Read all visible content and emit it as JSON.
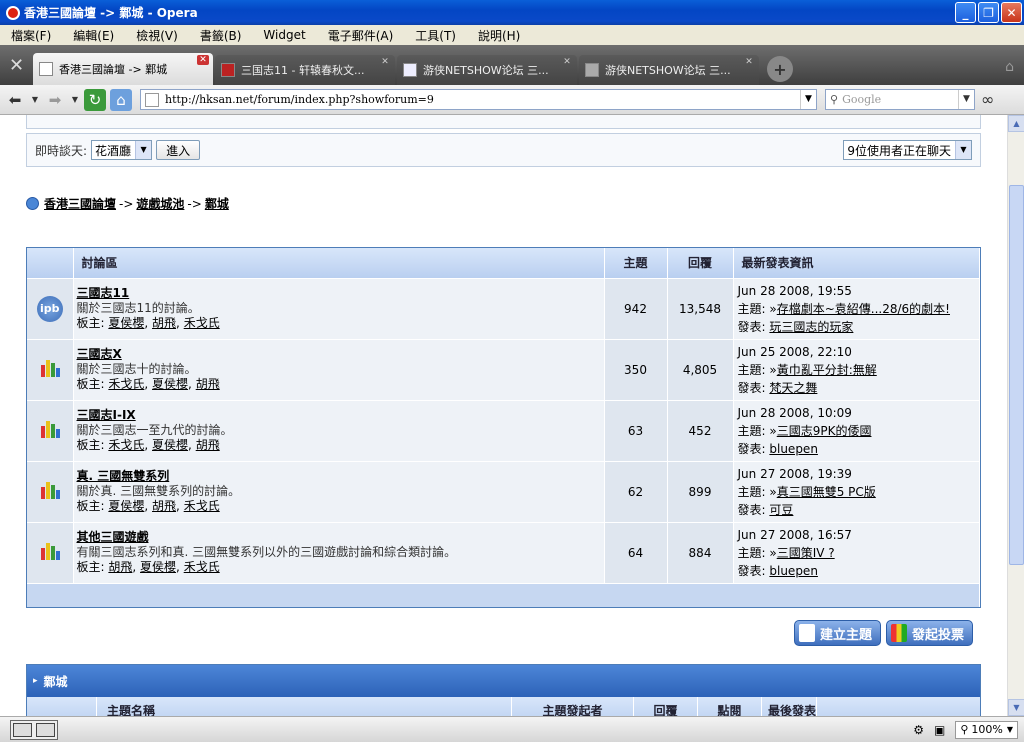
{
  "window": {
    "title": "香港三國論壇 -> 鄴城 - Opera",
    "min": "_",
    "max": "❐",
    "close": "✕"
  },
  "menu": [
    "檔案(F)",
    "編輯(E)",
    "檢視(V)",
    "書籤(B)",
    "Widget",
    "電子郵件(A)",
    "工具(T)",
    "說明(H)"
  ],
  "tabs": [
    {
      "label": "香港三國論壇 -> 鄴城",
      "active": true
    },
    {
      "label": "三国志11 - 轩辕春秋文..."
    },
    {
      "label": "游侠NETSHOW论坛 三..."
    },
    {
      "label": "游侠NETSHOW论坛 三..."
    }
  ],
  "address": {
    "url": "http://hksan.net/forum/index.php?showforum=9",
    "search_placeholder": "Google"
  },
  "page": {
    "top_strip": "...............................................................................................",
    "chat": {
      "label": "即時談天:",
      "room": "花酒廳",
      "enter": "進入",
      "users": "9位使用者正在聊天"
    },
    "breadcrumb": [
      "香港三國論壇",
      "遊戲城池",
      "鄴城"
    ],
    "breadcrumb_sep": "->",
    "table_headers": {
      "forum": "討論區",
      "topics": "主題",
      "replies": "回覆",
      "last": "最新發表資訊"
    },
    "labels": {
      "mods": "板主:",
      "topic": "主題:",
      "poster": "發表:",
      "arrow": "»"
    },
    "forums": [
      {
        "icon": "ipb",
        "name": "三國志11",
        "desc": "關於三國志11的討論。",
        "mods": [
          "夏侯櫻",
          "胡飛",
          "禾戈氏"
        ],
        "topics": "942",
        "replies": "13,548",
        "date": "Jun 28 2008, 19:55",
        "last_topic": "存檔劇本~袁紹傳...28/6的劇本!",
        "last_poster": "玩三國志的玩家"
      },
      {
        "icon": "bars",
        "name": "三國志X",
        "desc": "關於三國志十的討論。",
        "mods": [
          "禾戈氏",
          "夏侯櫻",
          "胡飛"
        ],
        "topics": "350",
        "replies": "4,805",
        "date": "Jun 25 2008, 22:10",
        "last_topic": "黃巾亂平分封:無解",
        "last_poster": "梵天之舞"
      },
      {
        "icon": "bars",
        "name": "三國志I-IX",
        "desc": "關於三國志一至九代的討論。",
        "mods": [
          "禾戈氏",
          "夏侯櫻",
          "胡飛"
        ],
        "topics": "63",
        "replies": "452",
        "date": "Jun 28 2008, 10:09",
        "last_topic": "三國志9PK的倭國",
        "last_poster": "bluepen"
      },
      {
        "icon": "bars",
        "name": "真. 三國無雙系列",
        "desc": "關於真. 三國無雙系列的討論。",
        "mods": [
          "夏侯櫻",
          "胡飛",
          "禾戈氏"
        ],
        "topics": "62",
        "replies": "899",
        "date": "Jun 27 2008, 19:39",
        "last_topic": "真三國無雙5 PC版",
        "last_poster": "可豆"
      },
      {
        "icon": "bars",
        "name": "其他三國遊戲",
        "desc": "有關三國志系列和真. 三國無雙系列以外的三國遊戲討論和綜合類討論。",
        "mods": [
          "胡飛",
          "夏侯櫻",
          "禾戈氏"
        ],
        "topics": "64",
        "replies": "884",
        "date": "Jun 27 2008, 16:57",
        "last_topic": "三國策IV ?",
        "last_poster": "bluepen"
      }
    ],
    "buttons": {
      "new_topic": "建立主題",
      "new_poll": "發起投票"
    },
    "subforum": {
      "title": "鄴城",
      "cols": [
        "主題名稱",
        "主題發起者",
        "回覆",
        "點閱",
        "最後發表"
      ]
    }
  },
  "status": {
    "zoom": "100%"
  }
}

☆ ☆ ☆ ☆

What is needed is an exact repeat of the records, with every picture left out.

Read all visible content and emit it as JSON.
{
  "window": {
    "title": "香港三國論壇 -> 鄴城 - Opera",
    "min": "_",
    "max": "❐",
    "close": "✕"
  },
  "menu": [
    "檔案(F)",
    "編輯(E)",
    "檢視(V)",
    "書籤(B)",
    "Widget",
    "電子郵件(A)",
    "工具(T)",
    "說明(H)"
  ],
  "tabs": [
    {
      "label": "香港三國論壇 -> 鄴城",
      "active": true
    },
    {
      "label": "三国志11 - 轩辕春秋文..."
    },
    {
      "label": "游侠NETSHOW论坛 三..."
    },
    {
      "label": "游侠NETSHOW论坛 三..."
    }
  ],
  "address": {
    "url": "http://hksan.net/forum/index.php?showforum=9",
    "search_placeholder": "Google"
  },
  "page": {
    "top_strip": "...............................................................................................",
    "chat": {
      "label": "即時談天:",
      "room": "花酒廳",
      "enter": "進入",
      "users": "9位使用者正在聊天"
    },
    "breadcrumb": [
      "香港三國論壇",
      "遊戲城池",
      "鄴城"
    ],
    "breadcrumb_sep": "->",
    "table_headers": {
      "forum": "討論區",
      "topics": "主題",
      "replies": "回覆",
      "last": "最新發表資訊"
    },
    "labels": {
      "mods": "板主:",
      "topic": "主題:",
      "poster": "發表:",
      "arrow": "»"
    },
    "forums": [
      {
        "icon": "ipb",
        "name": "三國志11",
        "desc": "關於三國志11的討論。",
        "mods": [
          "夏侯櫻",
          "胡飛",
          "禾戈氏"
        ],
        "topics": "942",
        "replies": "13,548",
        "date": "Jun 28 2008, 19:55",
        "last_topic": "存檔劇本~袁紹傳...28/6的劇本!",
        "last_poster": "玩三國志的玩家"
      },
      {
        "icon": "bars",
        "name": "三國志X",
        "desc": "關於三國志十的討論。",
        "mods": [
          "禾戈氏",
          "夏侯櫻",
          "胡飛"
        ],
        "topics": "350",
        "replies": "4,805",
        "date": "Jun 25 2008, 22:10",
        "last_topic": "黃巾亂平分封:無解",
        "last_poster": "梵天之舞"
      },
      {
        "icon": "bars",
        "name": "三國志I-IX",
        "desc": "關於三國志一至九代的討論。",
        "mods": [
          "禾戈氏",
          "夏侯櫻",
          "胡飛"
        ],
        "topics": "63",
        "replies": "452",
        "date": "Jun 28 2008, 10:09",
        "last_topic": "三國志9PK的倭國",
        "last_poster": "bluepen"
      },
      {
        "icon": "bars",
        "name": "真. 三國無雙系列",
        "desc": "關於真. 三國無雙系列的討論。",
        "mods": [
          "夏侯櫻",
          "胡飛",
          "禾戈氏"
        ],
        "topics": "62",
        "replies": "899",
        "date": "Jun 27 2008, 19:39",
        "last_topic": "真三國無雙5 PC版",
        "last_poster": "可豆"
      },
      {
        "icon": "bars",
        "name": "其他三國遊戲",
        "desc": "有關三國志系列和真. 三國無雙系列以外的三國遊戲討論和綜合類討論。",
        "mods": [
          "胡飛",
          "夏侯櫻",
          "禾戈氏"
        ],
        "topics": "64",
        "replies": "884",
        "date": "Jun 27 2008, 16:57",
        "last_topic": "三國策IV ?",
        "last_poster": "bluepen"
      }
    ],
    "buttons": {
      "new_topic": "建立主題",
      "new_poll": "發起投票"
    },
    "subforum": {
      "title": "鄴城",
      "cols": [
        "主題名稱",
        "主題發起者",
        "回覆",
        "點閱",
        "最後發表"
      ]
    }
  },
  "status": {
    "zoom": "100%"
  }
}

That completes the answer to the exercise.